### Extracted information
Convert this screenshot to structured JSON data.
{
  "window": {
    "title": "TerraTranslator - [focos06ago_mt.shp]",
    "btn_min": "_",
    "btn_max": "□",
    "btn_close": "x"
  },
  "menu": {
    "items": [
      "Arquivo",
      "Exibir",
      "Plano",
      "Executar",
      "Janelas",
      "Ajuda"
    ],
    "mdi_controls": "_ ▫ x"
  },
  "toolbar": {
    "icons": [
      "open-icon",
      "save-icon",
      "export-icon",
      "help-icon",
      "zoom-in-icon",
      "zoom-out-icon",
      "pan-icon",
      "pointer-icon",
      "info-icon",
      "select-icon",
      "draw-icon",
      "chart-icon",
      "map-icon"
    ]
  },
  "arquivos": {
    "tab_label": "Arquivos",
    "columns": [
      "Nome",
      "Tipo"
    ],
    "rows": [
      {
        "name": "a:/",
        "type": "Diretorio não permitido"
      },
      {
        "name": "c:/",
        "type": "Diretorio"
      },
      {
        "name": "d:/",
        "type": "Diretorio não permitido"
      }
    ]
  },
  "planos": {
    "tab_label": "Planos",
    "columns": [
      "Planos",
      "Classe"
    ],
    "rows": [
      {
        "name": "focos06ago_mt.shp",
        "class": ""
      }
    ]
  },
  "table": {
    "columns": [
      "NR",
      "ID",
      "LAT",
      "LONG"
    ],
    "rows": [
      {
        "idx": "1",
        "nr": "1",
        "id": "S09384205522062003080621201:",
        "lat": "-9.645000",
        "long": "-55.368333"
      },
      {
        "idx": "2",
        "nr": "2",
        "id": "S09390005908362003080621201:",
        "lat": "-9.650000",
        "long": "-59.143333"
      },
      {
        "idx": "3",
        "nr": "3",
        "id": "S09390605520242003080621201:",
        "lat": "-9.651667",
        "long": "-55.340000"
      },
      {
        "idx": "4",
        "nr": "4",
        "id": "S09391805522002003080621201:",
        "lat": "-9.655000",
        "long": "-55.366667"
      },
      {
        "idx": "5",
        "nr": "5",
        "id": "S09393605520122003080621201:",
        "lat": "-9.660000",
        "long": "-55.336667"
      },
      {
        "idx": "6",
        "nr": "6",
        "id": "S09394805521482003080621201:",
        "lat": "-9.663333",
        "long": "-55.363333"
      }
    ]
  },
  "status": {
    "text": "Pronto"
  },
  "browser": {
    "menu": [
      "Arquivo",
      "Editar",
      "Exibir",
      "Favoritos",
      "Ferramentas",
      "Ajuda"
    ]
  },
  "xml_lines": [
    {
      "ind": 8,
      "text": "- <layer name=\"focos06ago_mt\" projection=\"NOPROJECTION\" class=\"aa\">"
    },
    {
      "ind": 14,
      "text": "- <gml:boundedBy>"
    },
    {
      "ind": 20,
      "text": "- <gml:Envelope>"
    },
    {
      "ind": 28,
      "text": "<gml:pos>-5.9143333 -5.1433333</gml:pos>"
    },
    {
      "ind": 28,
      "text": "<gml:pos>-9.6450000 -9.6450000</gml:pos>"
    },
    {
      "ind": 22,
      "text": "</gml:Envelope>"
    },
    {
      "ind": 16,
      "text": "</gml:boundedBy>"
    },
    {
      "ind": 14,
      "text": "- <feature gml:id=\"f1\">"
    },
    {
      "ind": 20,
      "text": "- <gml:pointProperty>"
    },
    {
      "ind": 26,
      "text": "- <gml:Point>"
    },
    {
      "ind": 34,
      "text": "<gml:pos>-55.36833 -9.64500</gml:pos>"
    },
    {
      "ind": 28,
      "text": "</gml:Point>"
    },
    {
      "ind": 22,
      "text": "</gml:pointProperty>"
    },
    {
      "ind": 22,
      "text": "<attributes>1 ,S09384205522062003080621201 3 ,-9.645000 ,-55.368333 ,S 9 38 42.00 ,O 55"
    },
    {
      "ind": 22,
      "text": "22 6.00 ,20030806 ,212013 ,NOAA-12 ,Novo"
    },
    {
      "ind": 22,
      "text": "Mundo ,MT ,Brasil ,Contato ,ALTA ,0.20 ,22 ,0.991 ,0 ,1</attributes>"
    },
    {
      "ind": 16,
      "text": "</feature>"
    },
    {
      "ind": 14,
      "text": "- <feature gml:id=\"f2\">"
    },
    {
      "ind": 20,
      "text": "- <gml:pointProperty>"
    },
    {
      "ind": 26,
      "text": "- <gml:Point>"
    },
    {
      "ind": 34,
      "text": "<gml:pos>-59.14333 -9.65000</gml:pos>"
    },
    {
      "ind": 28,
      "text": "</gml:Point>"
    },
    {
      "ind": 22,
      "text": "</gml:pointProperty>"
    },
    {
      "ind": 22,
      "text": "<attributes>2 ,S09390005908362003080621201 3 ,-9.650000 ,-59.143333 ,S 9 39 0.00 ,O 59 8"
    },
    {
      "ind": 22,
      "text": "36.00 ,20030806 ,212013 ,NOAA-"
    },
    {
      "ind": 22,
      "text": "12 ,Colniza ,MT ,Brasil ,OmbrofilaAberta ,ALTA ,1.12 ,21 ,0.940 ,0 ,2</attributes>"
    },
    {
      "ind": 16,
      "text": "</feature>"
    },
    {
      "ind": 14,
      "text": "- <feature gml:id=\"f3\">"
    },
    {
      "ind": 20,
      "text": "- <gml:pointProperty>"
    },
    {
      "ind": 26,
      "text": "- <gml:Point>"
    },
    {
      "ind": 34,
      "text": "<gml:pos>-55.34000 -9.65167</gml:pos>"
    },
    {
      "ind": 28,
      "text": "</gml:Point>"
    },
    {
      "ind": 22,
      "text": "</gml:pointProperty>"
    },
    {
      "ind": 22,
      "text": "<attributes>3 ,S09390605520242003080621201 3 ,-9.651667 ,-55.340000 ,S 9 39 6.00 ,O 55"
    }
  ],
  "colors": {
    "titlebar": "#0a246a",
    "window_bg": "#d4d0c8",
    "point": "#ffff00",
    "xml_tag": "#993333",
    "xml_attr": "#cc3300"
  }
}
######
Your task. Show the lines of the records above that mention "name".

Solution to this exercise.
        "name": "a:/",
        "name": "c:/",
        "name": "d:/",
        "name": "focos06ago_mt.shp",
      "text": "- <layer name=\"focos06ago_mt\" projection=\"NOPROJECTION\" class=\"aa\">"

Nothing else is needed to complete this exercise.